Nothing in the listing should be dropped or altered when it is copied.

--- Supplied material Enclosed Below ---

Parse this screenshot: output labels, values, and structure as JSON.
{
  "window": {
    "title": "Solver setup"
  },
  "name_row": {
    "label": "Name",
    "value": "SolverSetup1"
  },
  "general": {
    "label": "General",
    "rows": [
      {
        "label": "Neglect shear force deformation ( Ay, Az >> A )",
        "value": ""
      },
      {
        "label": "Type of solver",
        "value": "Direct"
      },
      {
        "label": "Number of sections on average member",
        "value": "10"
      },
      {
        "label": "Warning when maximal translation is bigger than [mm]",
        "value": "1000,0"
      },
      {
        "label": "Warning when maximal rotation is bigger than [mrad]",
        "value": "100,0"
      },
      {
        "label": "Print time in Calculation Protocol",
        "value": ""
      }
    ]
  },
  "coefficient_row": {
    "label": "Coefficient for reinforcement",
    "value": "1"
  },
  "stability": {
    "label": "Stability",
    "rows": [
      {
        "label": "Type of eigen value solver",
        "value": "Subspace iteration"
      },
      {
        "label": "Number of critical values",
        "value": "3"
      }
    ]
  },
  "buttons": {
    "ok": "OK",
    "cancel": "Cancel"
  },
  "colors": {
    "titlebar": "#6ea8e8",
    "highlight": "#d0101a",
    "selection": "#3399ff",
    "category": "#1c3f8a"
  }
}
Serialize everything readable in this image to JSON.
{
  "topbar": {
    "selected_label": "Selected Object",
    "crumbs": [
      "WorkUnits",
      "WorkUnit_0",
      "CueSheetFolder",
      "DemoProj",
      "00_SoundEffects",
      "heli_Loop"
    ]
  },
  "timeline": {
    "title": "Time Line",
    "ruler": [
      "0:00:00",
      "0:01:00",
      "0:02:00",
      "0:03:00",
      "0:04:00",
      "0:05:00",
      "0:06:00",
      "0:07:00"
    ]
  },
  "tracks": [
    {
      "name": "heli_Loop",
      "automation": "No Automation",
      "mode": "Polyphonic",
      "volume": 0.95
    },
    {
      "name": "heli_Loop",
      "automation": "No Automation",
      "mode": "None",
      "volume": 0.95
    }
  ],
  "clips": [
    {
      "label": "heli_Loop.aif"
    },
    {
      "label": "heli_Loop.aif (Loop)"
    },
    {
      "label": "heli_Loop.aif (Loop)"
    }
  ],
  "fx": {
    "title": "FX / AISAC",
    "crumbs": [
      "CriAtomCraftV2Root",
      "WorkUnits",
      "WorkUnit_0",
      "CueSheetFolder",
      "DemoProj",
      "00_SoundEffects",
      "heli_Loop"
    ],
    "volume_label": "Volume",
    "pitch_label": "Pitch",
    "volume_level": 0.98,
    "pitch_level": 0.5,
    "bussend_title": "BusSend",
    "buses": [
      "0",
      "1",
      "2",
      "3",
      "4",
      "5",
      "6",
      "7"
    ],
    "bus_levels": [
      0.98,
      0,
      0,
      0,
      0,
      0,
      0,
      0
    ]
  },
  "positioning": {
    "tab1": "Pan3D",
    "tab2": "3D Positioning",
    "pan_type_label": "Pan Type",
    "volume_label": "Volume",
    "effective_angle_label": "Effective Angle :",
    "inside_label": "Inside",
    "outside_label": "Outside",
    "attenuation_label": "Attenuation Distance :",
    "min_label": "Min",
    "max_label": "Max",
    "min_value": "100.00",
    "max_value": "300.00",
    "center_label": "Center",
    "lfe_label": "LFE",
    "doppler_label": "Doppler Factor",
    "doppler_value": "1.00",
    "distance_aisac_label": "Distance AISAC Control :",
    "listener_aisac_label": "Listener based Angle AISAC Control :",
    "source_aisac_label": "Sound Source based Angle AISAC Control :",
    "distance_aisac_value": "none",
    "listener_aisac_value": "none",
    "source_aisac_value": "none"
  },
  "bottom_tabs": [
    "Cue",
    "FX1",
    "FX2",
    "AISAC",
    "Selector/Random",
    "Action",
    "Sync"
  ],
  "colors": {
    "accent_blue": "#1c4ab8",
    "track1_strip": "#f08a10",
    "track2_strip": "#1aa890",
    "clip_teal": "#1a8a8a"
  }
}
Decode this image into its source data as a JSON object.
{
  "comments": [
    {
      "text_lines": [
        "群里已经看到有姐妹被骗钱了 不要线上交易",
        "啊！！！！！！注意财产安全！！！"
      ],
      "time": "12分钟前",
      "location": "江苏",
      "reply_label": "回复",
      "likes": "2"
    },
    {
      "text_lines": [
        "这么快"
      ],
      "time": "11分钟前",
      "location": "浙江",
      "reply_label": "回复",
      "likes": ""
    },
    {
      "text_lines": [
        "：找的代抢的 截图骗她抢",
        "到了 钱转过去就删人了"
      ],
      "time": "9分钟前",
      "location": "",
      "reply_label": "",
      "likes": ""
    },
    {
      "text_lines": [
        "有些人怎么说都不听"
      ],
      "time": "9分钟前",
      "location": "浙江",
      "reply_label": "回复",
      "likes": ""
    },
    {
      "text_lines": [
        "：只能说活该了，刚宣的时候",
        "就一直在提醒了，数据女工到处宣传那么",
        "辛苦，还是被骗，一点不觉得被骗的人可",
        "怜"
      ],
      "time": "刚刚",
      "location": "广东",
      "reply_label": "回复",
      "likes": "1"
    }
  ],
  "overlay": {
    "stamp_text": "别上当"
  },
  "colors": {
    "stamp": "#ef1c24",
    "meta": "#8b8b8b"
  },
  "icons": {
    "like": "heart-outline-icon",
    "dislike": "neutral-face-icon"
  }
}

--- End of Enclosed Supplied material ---

Reply:
Parse this screenshot: output labels, values, and structure as JSON.
{
  "window": {
    "title": "Solver setup"
  },
  "name_row": {
    "label": "Name",
    "value": "SolverSetup1"
  },
  "general": {
    "label": "General",
    "rows": [
      {
        "label": "Neglect shear force deformation ( Ay, Az >> A )",
        "value": ""
      },
      {
        "label": "Type of solver",
        "value": "Direct"
      },
      {
        "label": "Number of sections on average member",
        "value": "10"
      },
      {
        "label": "Warning when maximal translation is bigger than [mm]",
        "value": "1000,0"
      },
      {
        "label": "Warning when maximal rotation is bigger than [mrad]",
        "value": "100,0"
      },
      {
        "label": "Print time in Calculation Protocol",
        "value": ""
      }
    ]
  },
  "coefficient_row": {
    "label": "Coefficient for reinforcement",
    "value": "1"
  },
  "stability": {
    "label": "Stability",
    "rows": [
      {
        "label": "Type of eigen value solver",
        "value": "Subspace iteration"
      },
      {
        "label": "Number of critical values",
        "value": "3"
      }
    ]
  },
  "buttons": {
    "ok": "OK",
    "cancel": "Cancel"
  },
  "colors": {
    "titlebar": "#6ea8e8",
    "highlight": "#d0101a",
    "selection": "#3399ff",
    "category": "#1c3f8a"
  }
}
Serialize everything readable in this image to JSON.
{
  "topbar": {
    "selected_label": "Selected Object",
    "crumbs": [
      "WorkUnits",
      "WorkUnit_0",
      "CueSheetFolder",
      "DemoProj",
      "00_SoundEffects",
      "heli_Loop"
    ]
  },
  "timeline": {
    "title": "Time Line",
    "ruler": [
      "0:00:00",
      "0:01:00",
      "0:02:00",
      "0:03:00",
      "0:04:00",
      "0:05:00",
      "0:06:00",
      "0:07:00"
    ]
  },
  "tracks": [
    {
      "name": "heli_Loop",
      "automation": "No Automation",
      "mode": "Polyphonic",
      "volume": 0.95
    },
    {
      "name": "heli_Loop",
      "automation": "No Automation",
      "mode": "None",
      "volume": 0.95
    }
  ],
  "clips": [
    {
      "label": "heli_Loop.aif"
    },
    {
      "label": "heli_Loop.aif (Loop)"
    },
    {
      "label": "heli_Loop.aif (Loop)"
    }
  ],
  "fx": {
    "title": "FX / AISAC",
    "crumbs": [
      "CriAtomCraftV2Root",
      "WorkUnits",
      "WorkUnit_0",
      "CueSheetFolder",
      "DemoProj",
      "00_SoundEffects",
      "heli_Loop"
    ],
    "volume_label": "Volume",
    "pitch_label": "Pitch",
    "volume_level": 0.98,
    "pitch_level": 0.5,
    "bussend_title": "BusSend",
    "buses": [
      "0",
      "1",
      "2",
      "3",
      "4",
      "5",
      "6",
      "7"
    ],
    "bus_levels": [
      0.98,
      0,
      0,
      0,
      0,
      0,
      0,
      0
    ]
  },
  "positioning": {
    "tab1": "Pan3D",
    "tab2": "3D Positioning",
    "pan_type_label": "Pan Type",
    "volume_label": "Volume",
    "effective_angle_label": "Effective Angle :",
    "inside_label": "Inside",
    "outside_label": "Outside",
    "attenuation_label": "Attenuation Distance :",
    "min_label": "Min",
    "max_label": "Max",
    "min_value": "100.00",
    "max_value": "300.00",
    "center_label": "Center",
    "lfe_label": "LFE",
    "doppler_label": "Doppler Factor",
    "doppler_value": "1.00",
    "distance_aisac_label": "Distance AISAC Control :",
    "listener_aisac_label": "Listener based Angle AISAC Control :",
    "source_aisac_label": "Sound Source based Angle AISAC Control :",
    "distance_aisac_value": "none",
    "listener_aisac_value": "none",
    "source_aisac_value": "none"
  },
  "bottom_tabs": [
    "Cue",
    "FX1",
    "FX2",
    "AISAC",
    "Selector/Random",
    "Action",
    "Sync"
  ],
  "colors": {
    "accent_blue": "#1c4ab8",
    "track1_strip": "#f08a10",
    "track2_strip": "#1aa890",
    "clip_teal": "#1a8a8a"
  }
}
Decode this image into its source data as a JSON object.
{
  "comments": [
    {
      "text_lines": [
        "群里已经看到有姐妹被骗钱了 不要线上交易",
        "啊！！！！！！注意财产安全！！！"
      ],
      "time": "12分钟前",
      "location": "江苏",
      "reply_label": "回复",
      "likes": "2"
    },
    {
      "text_lines": [
        "这么快"
      ],
      "time": "11分钟前",
      "location": "浙江",
      "reply_label": "回复",
      "likes": ""
    },
    {
      "text_lines": [
        "：找的代抢的 截图骗她抢",
        "到了 钱转过去就删人了"
      ],
      "time": "9分钟前",
      "location": "",
      "reply_label": "",
      "likes": ""
    },
    {
      "text_lines": [
        "有些人怎么说都不听"
      ],
      "time": "9分钟前",
      "location": "浙江",
      "reply_label": "回复",
      "likes": ""
    },
    {
      "text_lines": [
        "：只能说活该了，刚宣的时候",
        "就一直在提醒了，数据女工到处宣传那么",
        "辛苦，还是被骗，一点不觉得被骗的人可",
        "怜"
      ],
      "time": "刚刚",
      "location": "广东",
      "reply_label": "回复",
      "likes": "1"
    }
  ],
  "overlay": {
    "stamp_text": "别上当"
  },
  "colors": {
    "stamp": "#ef1c24",
    "meta": "#8b8b8b"
  },
  "icons": {
    "like": "heart-outline-icon",
    "dislike": "neutral-face-icon"
  }
}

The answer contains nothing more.